[Excerpts from an interface dataset]
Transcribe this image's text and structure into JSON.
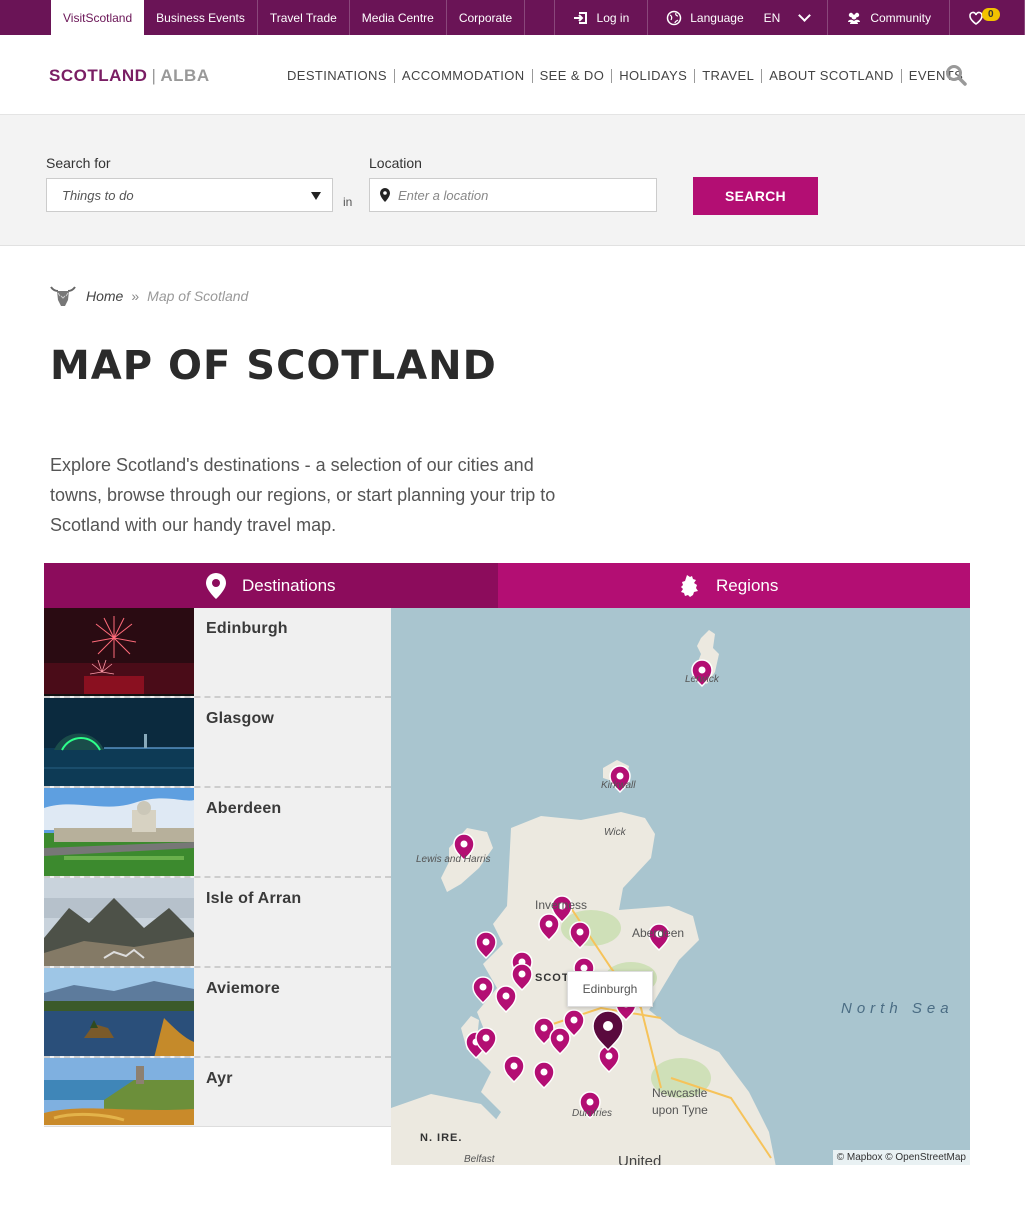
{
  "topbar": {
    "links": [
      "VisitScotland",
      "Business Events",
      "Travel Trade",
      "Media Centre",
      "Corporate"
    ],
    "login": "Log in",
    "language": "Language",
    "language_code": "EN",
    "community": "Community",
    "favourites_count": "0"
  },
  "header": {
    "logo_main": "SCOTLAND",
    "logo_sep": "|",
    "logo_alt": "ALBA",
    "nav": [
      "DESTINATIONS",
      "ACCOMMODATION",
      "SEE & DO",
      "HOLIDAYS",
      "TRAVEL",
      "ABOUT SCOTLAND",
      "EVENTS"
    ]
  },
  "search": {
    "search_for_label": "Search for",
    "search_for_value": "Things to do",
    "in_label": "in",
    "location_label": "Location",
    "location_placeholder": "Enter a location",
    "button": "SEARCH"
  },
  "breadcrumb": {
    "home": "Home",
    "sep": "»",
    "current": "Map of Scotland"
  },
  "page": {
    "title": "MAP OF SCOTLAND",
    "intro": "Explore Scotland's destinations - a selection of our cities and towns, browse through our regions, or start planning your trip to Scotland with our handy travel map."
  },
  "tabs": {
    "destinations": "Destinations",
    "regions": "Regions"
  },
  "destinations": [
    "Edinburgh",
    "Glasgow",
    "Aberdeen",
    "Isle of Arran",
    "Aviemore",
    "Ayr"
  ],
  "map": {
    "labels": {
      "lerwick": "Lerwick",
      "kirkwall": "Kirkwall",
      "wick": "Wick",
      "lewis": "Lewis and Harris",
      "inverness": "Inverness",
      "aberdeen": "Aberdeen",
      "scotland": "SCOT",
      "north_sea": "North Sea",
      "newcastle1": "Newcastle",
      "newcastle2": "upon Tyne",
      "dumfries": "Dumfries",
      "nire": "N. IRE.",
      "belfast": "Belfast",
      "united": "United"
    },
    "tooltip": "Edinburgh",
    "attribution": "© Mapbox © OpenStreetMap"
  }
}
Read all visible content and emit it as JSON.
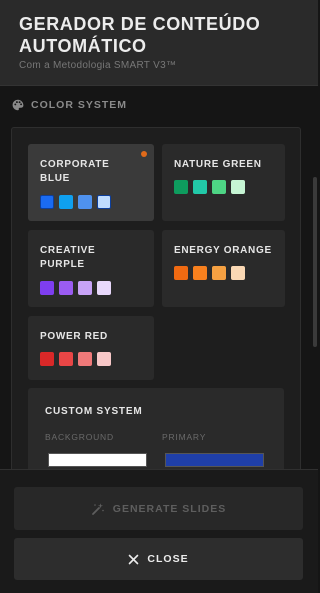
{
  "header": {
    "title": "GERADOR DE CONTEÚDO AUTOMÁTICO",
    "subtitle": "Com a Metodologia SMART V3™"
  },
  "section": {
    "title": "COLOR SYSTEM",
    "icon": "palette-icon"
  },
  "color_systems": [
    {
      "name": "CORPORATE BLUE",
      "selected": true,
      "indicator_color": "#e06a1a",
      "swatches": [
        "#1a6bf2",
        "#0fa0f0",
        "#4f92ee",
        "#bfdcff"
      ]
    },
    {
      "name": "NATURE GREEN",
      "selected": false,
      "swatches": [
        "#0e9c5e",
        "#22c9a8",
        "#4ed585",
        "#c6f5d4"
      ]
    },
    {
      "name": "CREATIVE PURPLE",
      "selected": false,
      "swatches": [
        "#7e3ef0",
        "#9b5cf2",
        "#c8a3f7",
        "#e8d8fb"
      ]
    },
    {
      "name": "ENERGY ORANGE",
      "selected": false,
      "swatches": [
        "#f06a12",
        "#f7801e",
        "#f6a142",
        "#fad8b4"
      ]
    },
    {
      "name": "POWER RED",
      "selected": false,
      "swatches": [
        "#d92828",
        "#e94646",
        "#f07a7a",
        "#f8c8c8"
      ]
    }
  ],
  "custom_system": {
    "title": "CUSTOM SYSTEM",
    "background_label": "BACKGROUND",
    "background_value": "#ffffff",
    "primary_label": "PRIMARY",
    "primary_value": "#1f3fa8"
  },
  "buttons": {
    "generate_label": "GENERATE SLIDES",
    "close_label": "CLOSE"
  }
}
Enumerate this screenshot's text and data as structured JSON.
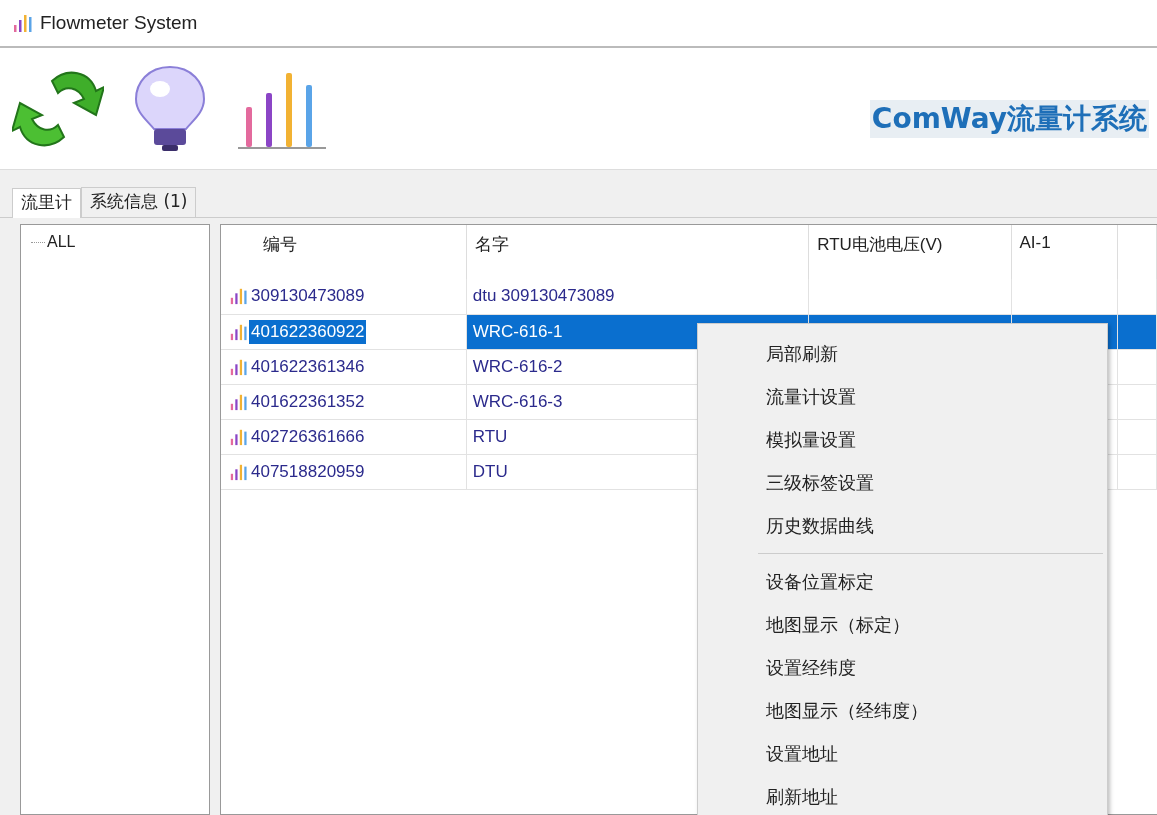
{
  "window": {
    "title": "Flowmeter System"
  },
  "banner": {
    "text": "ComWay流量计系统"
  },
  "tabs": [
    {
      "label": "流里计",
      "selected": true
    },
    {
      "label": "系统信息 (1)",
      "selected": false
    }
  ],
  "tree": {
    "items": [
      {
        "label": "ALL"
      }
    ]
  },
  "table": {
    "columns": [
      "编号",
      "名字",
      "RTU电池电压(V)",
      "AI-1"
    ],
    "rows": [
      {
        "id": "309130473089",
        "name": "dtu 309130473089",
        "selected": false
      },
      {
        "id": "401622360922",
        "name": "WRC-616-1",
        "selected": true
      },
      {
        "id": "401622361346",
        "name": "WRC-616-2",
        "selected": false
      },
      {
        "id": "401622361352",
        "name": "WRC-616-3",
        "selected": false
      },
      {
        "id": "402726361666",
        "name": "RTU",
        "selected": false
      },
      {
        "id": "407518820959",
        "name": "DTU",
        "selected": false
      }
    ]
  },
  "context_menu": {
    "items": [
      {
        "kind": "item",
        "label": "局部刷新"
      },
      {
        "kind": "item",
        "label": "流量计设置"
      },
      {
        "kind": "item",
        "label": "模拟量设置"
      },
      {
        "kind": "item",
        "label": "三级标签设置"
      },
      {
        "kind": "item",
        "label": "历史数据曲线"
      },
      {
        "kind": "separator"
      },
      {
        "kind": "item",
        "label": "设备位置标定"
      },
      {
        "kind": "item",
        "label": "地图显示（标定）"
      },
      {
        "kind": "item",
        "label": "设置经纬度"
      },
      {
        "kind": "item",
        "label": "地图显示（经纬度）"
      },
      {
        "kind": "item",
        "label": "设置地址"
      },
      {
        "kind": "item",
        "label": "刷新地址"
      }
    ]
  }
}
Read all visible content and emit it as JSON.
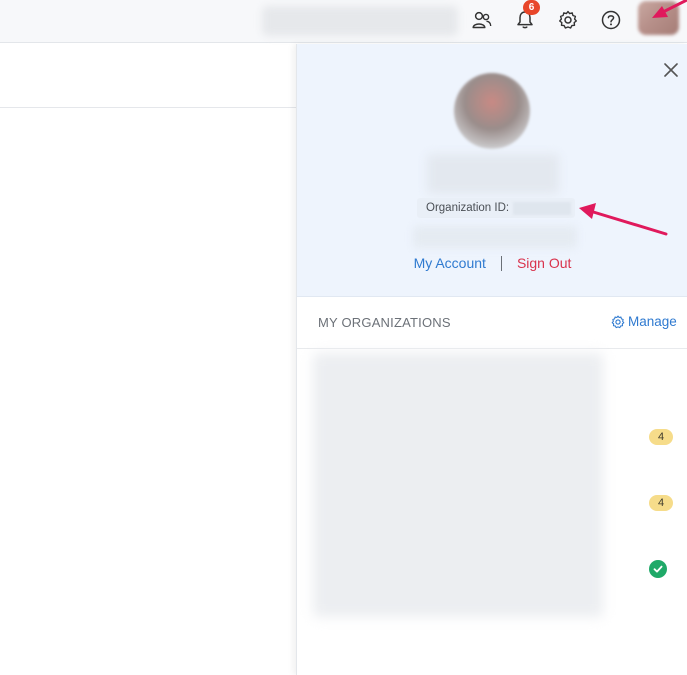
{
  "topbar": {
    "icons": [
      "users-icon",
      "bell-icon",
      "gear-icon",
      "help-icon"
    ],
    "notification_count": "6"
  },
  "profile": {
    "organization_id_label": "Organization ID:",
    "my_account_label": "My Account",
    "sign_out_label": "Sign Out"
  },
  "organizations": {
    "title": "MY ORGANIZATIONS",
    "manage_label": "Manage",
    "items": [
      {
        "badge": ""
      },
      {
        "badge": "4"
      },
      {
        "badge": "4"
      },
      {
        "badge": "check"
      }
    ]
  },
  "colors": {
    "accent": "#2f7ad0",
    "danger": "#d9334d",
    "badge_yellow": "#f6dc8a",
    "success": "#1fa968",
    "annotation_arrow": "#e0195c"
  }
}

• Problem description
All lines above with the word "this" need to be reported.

• Output of the exercise
Transcribe this image's text and structure into JSON.
Enumerate this screenshot's text and data as structured JSON.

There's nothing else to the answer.